#### EXERCISE OBJECTIVE
Search the material and gather each line with "data" in it.

#### GIVEN RECORDS
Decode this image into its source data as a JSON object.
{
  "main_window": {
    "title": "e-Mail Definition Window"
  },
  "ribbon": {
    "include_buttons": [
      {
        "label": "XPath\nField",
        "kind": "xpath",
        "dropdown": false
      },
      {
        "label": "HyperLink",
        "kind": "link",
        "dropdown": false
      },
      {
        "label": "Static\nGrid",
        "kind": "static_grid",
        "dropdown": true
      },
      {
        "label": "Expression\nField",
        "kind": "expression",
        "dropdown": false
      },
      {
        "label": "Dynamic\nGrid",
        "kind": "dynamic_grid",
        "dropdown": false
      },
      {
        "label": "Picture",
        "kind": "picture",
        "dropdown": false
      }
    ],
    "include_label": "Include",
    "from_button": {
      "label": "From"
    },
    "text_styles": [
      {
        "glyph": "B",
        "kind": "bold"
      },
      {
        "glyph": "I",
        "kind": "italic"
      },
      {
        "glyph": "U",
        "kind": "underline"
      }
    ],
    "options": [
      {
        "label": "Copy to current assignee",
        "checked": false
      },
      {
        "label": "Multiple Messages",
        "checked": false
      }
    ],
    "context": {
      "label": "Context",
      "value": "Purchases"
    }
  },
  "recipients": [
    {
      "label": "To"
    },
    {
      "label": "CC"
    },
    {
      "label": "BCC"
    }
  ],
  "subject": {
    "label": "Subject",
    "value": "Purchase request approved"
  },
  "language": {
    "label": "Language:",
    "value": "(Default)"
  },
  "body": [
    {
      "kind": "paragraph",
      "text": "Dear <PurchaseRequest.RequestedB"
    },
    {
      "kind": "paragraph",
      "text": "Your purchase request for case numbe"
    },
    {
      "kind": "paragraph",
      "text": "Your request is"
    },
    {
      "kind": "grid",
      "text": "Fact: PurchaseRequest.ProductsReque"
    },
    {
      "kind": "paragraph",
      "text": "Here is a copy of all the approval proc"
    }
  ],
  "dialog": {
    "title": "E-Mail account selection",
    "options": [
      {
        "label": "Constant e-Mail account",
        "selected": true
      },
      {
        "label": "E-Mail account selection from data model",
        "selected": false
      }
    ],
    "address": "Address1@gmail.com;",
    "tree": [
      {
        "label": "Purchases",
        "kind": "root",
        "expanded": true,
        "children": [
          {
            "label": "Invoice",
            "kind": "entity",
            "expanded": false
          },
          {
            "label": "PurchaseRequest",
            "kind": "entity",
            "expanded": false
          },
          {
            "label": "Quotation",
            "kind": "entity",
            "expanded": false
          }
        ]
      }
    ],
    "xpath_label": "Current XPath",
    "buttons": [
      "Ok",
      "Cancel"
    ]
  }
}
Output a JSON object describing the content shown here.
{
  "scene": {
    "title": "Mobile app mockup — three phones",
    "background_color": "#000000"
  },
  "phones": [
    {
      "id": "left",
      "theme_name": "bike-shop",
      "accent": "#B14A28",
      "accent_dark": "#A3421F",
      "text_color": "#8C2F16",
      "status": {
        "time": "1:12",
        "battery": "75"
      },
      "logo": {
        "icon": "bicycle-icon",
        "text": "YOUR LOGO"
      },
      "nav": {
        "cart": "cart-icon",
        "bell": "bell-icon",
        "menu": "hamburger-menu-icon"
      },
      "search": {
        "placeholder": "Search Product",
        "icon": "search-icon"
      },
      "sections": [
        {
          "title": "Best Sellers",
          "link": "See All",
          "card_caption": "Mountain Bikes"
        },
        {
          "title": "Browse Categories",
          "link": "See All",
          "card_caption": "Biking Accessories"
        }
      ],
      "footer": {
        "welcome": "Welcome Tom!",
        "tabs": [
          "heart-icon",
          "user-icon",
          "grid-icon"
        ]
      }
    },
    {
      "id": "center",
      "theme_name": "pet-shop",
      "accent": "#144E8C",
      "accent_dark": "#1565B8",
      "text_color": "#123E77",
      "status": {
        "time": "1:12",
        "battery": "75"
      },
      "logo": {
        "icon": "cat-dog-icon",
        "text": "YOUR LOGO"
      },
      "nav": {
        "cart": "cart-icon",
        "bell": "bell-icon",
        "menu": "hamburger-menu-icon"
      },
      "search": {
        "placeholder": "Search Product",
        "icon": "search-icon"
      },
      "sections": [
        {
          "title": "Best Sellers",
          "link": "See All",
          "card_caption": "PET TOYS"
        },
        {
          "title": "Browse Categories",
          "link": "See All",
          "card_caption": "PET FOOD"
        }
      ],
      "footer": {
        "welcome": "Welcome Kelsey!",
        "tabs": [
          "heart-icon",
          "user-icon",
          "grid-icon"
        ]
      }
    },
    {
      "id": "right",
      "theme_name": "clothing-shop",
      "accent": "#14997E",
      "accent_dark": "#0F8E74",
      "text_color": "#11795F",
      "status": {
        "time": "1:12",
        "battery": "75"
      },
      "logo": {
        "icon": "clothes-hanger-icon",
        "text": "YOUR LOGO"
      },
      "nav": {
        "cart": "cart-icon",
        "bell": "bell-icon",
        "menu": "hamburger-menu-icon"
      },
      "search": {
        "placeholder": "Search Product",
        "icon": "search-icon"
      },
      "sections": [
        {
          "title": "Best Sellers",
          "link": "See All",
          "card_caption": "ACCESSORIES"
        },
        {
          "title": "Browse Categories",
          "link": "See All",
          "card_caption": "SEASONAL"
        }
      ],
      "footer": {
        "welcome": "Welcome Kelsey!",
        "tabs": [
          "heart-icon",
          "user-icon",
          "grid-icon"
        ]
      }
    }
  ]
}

#### SOLUTION TO THIS TASK
Decode this image into its source data as a JSON object.
        "label": "E-Mail account selection from data model",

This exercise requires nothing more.